That having had an opportunity to observe the conduct, attitude and demeanor of the appellant, who was present at all preliminary stages of the proceedings leading up to and including the date of the making of its own findings, it (the trial court) had a right to exercise sound judicial discretion in determining whether the appearance, demeanor and conduct of appellant, throughout such proceedings, were of such character as to warrant a conclusion he was capable, with the assistance of his attorneys, to conduct his defense in a rational manner.

Based on what has been heretofore stated and held we are unwilling to say the confronting facts, conditions and circumstances of this case required the trial court to hold, as a matter of law, that appellant's loss of memory between the first and second trials was sufficient, in and of itself, to preclude him from conducting *223 his defense in a rational manner or prevent him from proceeding to trial for the crime of murder.

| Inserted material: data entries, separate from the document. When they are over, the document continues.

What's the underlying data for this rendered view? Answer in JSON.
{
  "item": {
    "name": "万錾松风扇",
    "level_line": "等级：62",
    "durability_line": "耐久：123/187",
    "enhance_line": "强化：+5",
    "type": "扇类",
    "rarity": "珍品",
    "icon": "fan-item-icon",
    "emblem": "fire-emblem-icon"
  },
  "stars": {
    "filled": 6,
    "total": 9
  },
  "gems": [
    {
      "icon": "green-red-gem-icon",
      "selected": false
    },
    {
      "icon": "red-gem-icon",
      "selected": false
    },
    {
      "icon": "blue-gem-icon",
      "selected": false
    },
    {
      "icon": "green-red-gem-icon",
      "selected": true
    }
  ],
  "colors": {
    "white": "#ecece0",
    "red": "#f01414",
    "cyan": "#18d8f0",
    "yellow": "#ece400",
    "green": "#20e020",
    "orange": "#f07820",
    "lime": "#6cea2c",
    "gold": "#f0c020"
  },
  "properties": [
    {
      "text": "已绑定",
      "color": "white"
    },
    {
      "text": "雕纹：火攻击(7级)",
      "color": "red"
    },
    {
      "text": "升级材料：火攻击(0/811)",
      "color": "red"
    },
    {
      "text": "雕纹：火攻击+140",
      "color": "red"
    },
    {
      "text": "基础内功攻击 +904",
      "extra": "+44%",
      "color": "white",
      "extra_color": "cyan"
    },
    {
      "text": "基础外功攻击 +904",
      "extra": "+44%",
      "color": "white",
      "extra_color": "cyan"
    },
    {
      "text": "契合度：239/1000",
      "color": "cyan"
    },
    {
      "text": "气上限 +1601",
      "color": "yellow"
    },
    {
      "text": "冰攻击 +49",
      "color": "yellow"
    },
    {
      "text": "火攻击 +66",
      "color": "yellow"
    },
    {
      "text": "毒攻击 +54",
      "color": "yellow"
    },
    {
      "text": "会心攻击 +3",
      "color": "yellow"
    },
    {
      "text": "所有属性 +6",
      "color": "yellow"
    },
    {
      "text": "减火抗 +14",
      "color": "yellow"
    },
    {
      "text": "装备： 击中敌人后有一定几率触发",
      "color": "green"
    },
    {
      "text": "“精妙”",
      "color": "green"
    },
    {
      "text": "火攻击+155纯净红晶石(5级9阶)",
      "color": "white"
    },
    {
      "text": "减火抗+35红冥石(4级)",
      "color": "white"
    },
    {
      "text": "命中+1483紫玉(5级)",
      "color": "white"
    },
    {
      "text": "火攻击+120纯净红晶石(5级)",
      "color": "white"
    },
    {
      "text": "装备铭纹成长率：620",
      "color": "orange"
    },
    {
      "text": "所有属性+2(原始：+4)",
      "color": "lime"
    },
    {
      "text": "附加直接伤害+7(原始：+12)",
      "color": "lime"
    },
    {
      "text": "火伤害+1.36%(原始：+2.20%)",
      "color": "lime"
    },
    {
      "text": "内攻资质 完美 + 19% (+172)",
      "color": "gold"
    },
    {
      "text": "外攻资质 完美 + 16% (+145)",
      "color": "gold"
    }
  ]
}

Moreover, we are convinced, that in the face of the facts, matters and things of record, to which we have referred throughout this opinion, that tribunal did not abuse sound judicial discretion in holding that his loss of memory between the first and second trials was not sufficient, in and of itself, to prevent him from proceeding to trial. Therefore, since no irregularities in the subsequent trial or resulting judgment are assigned as error, it necessarily follows the trial court did not err in overruling appellant's motion for a continuance of the trial, based on the premise he was still technically insane in that he had suffered a memory loss and hence could not assist in his defense; or in rendering judgment in accord with the verdict, finding him guilty of murder in the second degree.

The judgment is affirmed.